I also love these pens because they come with several small color cartridges. The cartridges can be used without the pen and their small size promotes a nice pencil grasp. As you can see in the video below, the student is struggling to maintain an appropriate grasp on the cartridge while forming a star. She keeps a nice open webspace the entire time, but she occasionally lifts her forearm off of the table and reverts to wrapping her thumb around her index and middle fingers, but with prompts and a little assistance, she is able to complete the task successfully. This is a great exercise for the intrinsic muscles of her hand (which are quite weak).

Squiggle, Wiggle Writer's  are available on Amazon and on most therapy websites.

Dear Readers, If you have found my blog to be helpful, please "like" my Facebook page and follow my blog...I'm trying to get my book published and this would be a great help! Thanks :) 

Monday, July 16, 2012

Wonderful Blog: Notes From a Pediatric Occupational Therapist

I have to tell you about another wonderful OT blog, Notes From a Pediatric Occupational Therapist. It is written by Abby, a pediatric occupational therapist with experience working in school-based practice, early intervention (birth to three), and feeding therapy. She created this blog as a place to share her thoughts and ideas about pediatric occupational therapy, and to share resources with therapists, parents and teachers. It is an amazing resource that you need to check out!

She also has an amazing new feature called A Parent’s Perspective. Every week, she will be feature a family with a child (or children) with special needs to share their perspective on the therapy process, share their favorite resources, and share pictures of their fantastic kids! In fact, she is currently looking for more families to feature, so contact her at AbbyPediatricOT [at] gmail [dot] com if you are interested.

Here are Abby’s goals for the Parent's Perspective feature (taken straight from her blog):

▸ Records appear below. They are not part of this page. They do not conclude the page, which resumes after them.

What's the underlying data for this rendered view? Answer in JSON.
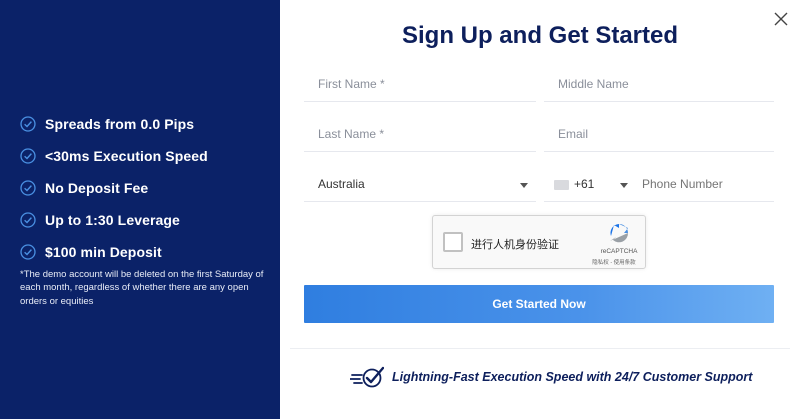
{
  "features": [
    {
      "label": "Spreads from 0.0 Pips",
      "icon": "check-circle-icon"
    },
    {
      "label": "<30ms Execution Speed",
      "icon": "check-circle-icon"
    },
    {
      "label": "No Deposit Fee",
      "icon": "check-circle-icon"
    },
    {
      "label": "Up to 1:30 Leverage",
      "icon": "check-circle-icon"
    },
    {
      "label": "$100 min Deposit",
      "icon": "check-circle-icon"
    }
  ],
  "disclaimer": "*The demo account will be deleted on the first Saturday of each month, regardless of whether there are any open orders or equities",
  "form": {
    "title": "Sign Up and Get Started",
    "first_name_placeholder": "First Name *",
    "middle_name_placeholder": "Middle Name",
    "last_name_placeholder": "Last Name *",
    "email_placeholder": "Email",
    "country_value": "Australia",
    "phone_code": "+61",
    "phone_placeholder": "Phone Number",
    "captcha_label": "进行人机身份验证",
    "captcha_brand": "reCAPTCHA",
    "captcha_links": "隐私权 - 使用条款",
    "submit_label": "Get Started Now",
    "tagline": "Lightning-Fast Execution Speed with 24/7 Customer Support"
  },
  "colors": {
    "left_panel_bg": "#0b2268",
    "title_color": "#0d1f5c",
    "cta_start": "#2f7ee0",
    "cta_end": "#6fb0f3"
  }
}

1. Provide therapists with a parent's perspective on the therapy process, which will hopefully help therapists become more empathetic and reflective in their practice.

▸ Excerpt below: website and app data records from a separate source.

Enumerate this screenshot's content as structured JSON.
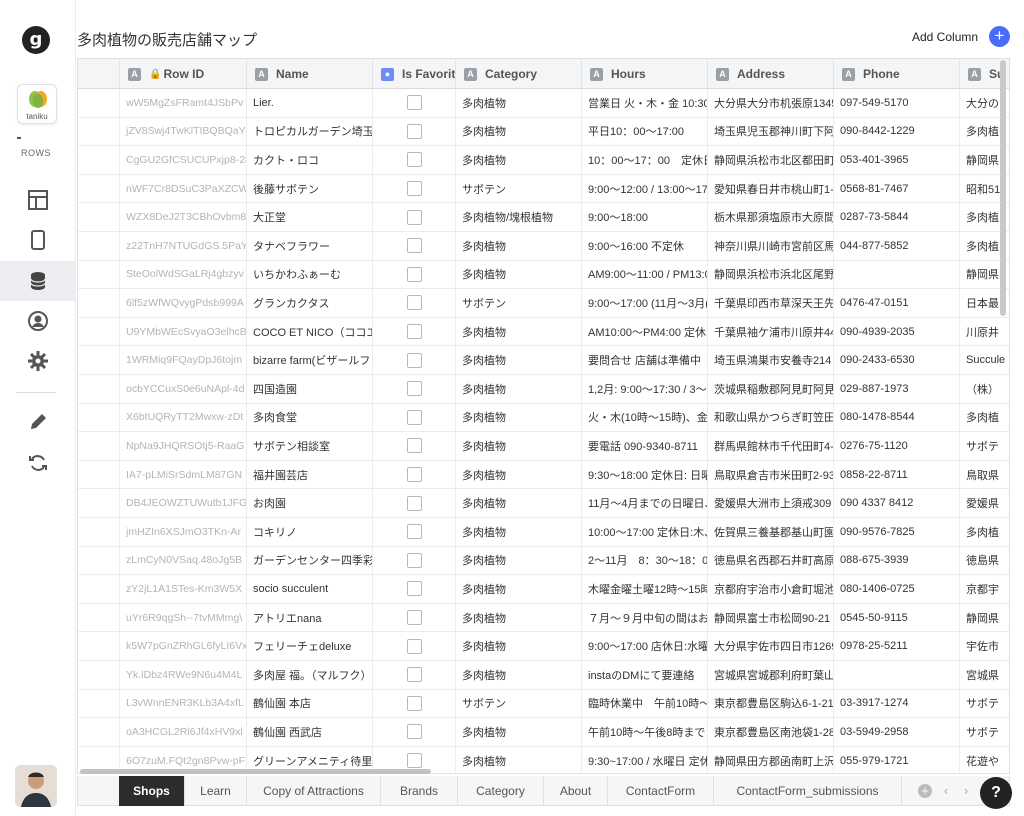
{
  "page_title": "多肉植物の販売店舗マップ",
  "add_column_label": "Add Column",
  "rail": {
    "app_badge": "g",
    "app_thumb_text": "taniku",
    "rows_label": "ROWS"
  },
  "columns": [
    {
      "tag": "A",
      "label": "Row ID"
    },
    {
      "tag": "",
      "label": "Name"
    },
    {
      "tag": "",
      "label": "Is Favorite"
    },
    {
      "tag": "A",
      "label": "Category"
    },
    {
      "tag": "A",
      "label": "Hours"
    },
    {
      "tag": "A",
      "label": "Address"
    },
    {
      "tag": "A",
      "label": "Phone"
    },
    {
      "tag": "A",
      "label": "Su"
    }
  ],
  "rows": [
    {
      "id": "wW5MgZsFRamt4JSbPv",
      "name": "Lier.",
      "category": "多肉植物",
      "hours": "営業日 火・木・金 10:30",
      "address": "大分県大分市机張原1345",
      "phone": "097-549-5170",
      "extra": "大分の"
    },
    {
      "id": "jZV8Swj4TwKlTIBQBQaY",
      "name": "トロピカルガーデン埼玉",
      "category": "多肉植物",
      "hours": "平日10：00〜17:00",
      "address": "埼玉県児玉郡神川町下阿",
      "phone": "090-8442-1229",
      "extra": "多肉植"
    },
    {
      "id": "CgGU2GfCSUCUPxjp8-28",
      "name": "カクト・ロコ",
      "category": "多肉植物",
      "hours": "10：00〜17：00　定休日",
      "address": "静岡県浜松市北区都田町",
      "phone": "053-401-3965",
      "extra": "静岡県"
    },
    {
      "id": "nWF7Cr8DSuC3PaXZCW",
      "name": "後藤サボテン",
      "category": "サボテン",
      "hours": "9:00〜12:00 / 13:00〜17",
      "address": "愛知県春日井市桃山町1-",
      "phone": "0568-81-7467",
      "extra": "昭和51"
    },
    {
      "id": "WZX8DeJ2T3CBhOvbm8",
      "name": "大正堂",
      "category": "多肉植物/塊根植物",
      "hours": "9:00〜18:00",
      "address": "栃木県那須塩原市大原間",
      "phone": "0287-73-5844",
      "extra": "多肉植"
    },
    {
      "id": "z22TnH7NTUGdGS.5PaY",
      "name": "タナベフラワー",
      "category": "多肉植物",
      "hours": "9:00〜16:00 不定休",
      "address": "神奈川県川崎市宮前区馬",
      "phone": "044-877-5852",
      "extra": "多肉植"
    },
    {
      "id": "SteOolWdSGaLRj4gbzyv",
      "name": "いちかわふぁーむ",
      "category": "多肉植物",
      "hours": "AM9:00〜11:00 / PM13:0",
      "address": "静岡県浜松市浜北区尾野",
      "phone": "",
      "extra": "静岡県"
    },
    {
      "id": "6lf5zWfWQvygPdsb999A",
      "name": "グランカクタス",
      "category": "サボテン",
      "hours": "9:00〜17:00 (11月〜3月(",
      "address": "千葉県印西市草深天王先",
      "phone": "0476-47-0151",
      "extra": "日本最"
    },
    {
      "id": "U9YMbWEcSvyaO3elhcB",
      "name": "COCO ET NICO（ココエ",
      "category": "多肉植物",
      "hours": "AM10:00〜PM4:00 定休",
      "address": "千葉県袖ケ浦市川原井44",
      "phone": "090-4939-2035",
      "extra": "川原井"
    },
    {
      "id": "1WRMiq9FQayDpJ6tojm",
      "name": "bizarre farm(ビザールフ",
      "category": "多肉植物",
      "hours": "要問合せ 店舗は準備中",
      "address": "埼玉県鴻巣市安養寺214",
      "phone": "090-2433-6530",
      "extra": "Succule"
    },
    {
      "id": "ocbYCCuxS0e6uNApl-4d",
      "name": "四国造園",
      "category": "多肉植物",
      "hours": "1,2月: 9:00〜17:30 / 3〜",
      "address": "茨城県稲敷郡阿見町阿見",
      "phone": "029-887-1973",
      "extra": "（株）"
    },
    {
      "id": "X6btUQRyTT2Mwxw-zDt",
      "name": "多肉食堂",
      "category": "多肉植物",
      "hours": "火・木(10時〜15時)、金",
      "address": "和歌山県かつらぎ町笠田",
      "phone": "080-1478-8544",
      "extra": "多肉植"
    },
    {
      "id": "NpNa9JHQRSOtj5-RaaG",
      "name": "サボテン相談室",
      "category": "多肉植物",
      "hours": "要電話 090-9340-8711",
      "address": "群馬県館林市千代田町4-",
      "phone": "0276-75-1120",
      "extra": "サボテ"
    },
    {
      "id": "IA7-pLMiSrSdmLM87GN",
      "name": "福井園芸店",
      "category": "多肉植物",
      "hours": "9:30〜18:00 定休日: 日曜",
      "address": "鳥取県倉吉市米田町2-93",
      "phone": "0858-22-8711",
      "extra": "鳥取県"
    },
    {
      "id": "DB4JEOWZTUWutb1JFG",
      "name": "お肉園",
      "category": "多肉植物",
      "hours": "11月〜4月までの日曜日、",
      "address": "愛媛県大洲市上須戒309",
      "phone": "090 4337 8412",
      "extra": "愛媛県"
    },
    {
      "id": "jmHZIn6XSJmO3TKn-Ar",
      "name": "コキリノ",
      "category": "多肉植物",
      "hours": "10:00〜17:00 定休日:木、",
      "address": "佐賀県三養基郡基山町園",
      "phone": "090-9576-7825",
      "extra": "多肉植"
    },
    {
      "id": "zLmCyN0VSaq.48oJg5B",
      "name": "ガーデンセンター四季彩",
      "category": "多肉植物",
      "hours": "2〜11月　8：30〜18：0",
      "address": "徳島県名西郡石井町高原",
      "phone": "088-675-3939",
      "extra": "徳島県"
    },
    {
      "id": "zY2jL1A1STes-Km3W5X",
      "name": "socio succulent",
      "category": "多肉植物",
      "hours": "木曜金曜土曜12時〜15時",
      "address": "京都府宇治市小倉町堀池",
      "phone": "080-1406-0725",
      "extra": "京都宇"
    },
    {
      "id": "uYr6R9qgSh--7tvMMmg\\",
      "name": "アトリエnana",
      "category": "多肉植物",
      "hours": "７月〜９月中旬の間はお",
      "address": "静岡県富士市松岡90-21",
      "phone": "0545-50-9115",
      "extra": "静岡県"
    },
    {
      "id": "k5W7pGnZRhGL6fyLI6Vx",
      "name": "フェリーチェdeluxe",
      "category": "多肉植物",
      "hours": "9:00〜17:00 店休日:水曜",
      "address": "大分県宇佐市四日市1269",
      "phone": "0978-25-5211",
      "extra": "宇佐市"
    },
    {
      "id": "Yk.lDbz4RWe9N6u4M4L",
      "name": "多肉屋 福。（マルフク）",
      "category": "多肉植物",
      "hours": "instaのDMにて要連絡",
      "address": "宮城県宮城郡利府町葉山",
      "phone": "",
      "extra": "宮城県"
    },
    {
      "id": "L3vWnnENR3KLb3A4xfL",
      "name": "鶴仙園 本店",
      "category": "サボテン",
      "hours": "臨時休業中　午前10時〜",
      "address": "東京都豊島区駒込6-1-21",
      "phone": "03-3917-1274",
      "extra": "サボテ"
    },
    {
      "id": "oA3HCGL2Rl6Jf4xHV9xl",
      "name": "鶴仙園 西武店",
      "category": "多肉植物",
      "hours": "午前10時〜午後8時まで",
      "address": "東京都豊島区南池袋1-28",
      "phone": "03-5949-2958",
      "extra": "サボテ"
    },
    {
      "id": "6O7zuM.FQt2gn8Pvw-pF",
      "name": "グリーンアメニティ待里",
      "category": "多肉植物",
      "hours": "9:30~17:00 / 水曜日 定休",
      "address": "静岡県田方郡函南町上沢",
      "phone": "055-979-1721",
      "extra": "花遊や"
    }
  ],
  "tabs": [
    "Shops",
    "Learn",
    "Copy of Attractions",
    "Brands",
    "Category",
    "About",
    "ContactForm",
    "ContactForm_submissions"
  ],
  "help_label": "?",
  "colors": {
    "accent": "#4a6cf7",
    "active_tab": "#2c2c2c"
  }
}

2. Connect parents of children with special needs to other parents in a similar situation.

3. Allow parents and professionals to share their favorite resources that make life a little easier/to help families share their thoughts on therapy with therapists.

Please visit Notes from a Pediatric Occupational Therapist and subscribe to Abby’s posts. You’ll be glad you did!

Dear Readers, If you have found my blog to be helpful, please "like" my Facebook page and follow my blog...I'm trying to get my book published and this would be a great help! Thanks :) 

Thursday, July 12, 2012

A Must-Have Resource: "From Rattles to Writing"

                            "From Rattles to Writing" by Barbara Smith, MS, OTR/L
                     Bonus! It's 10% off during the month of July at Therapro!

This book is a must have for therapists, parents, and any professional that works with young children! Are you in need of a solid resource full of fun, playful activities that help children build a strong developmental foundation? If so, “From Rattles to Writing” is for you! In this wonderful book, occupational therapist Barbara Smith shares skill-building games, songs, activities, and toys for children with and without special needs. The activities in this wonderful resource develop the visual motor and sensory processing skills that are necessary for a child to be successful in school. There are also specific strategies for improving pencil grasp, writing, and cutting with scissors. “From Rattles to Writing” is #1 on my list of highly recommended books! 

Barbara Smith, M.S., OTR/L is also seminar presenter and author of The Recycling Occupational Therapist. For more information, check out her website at: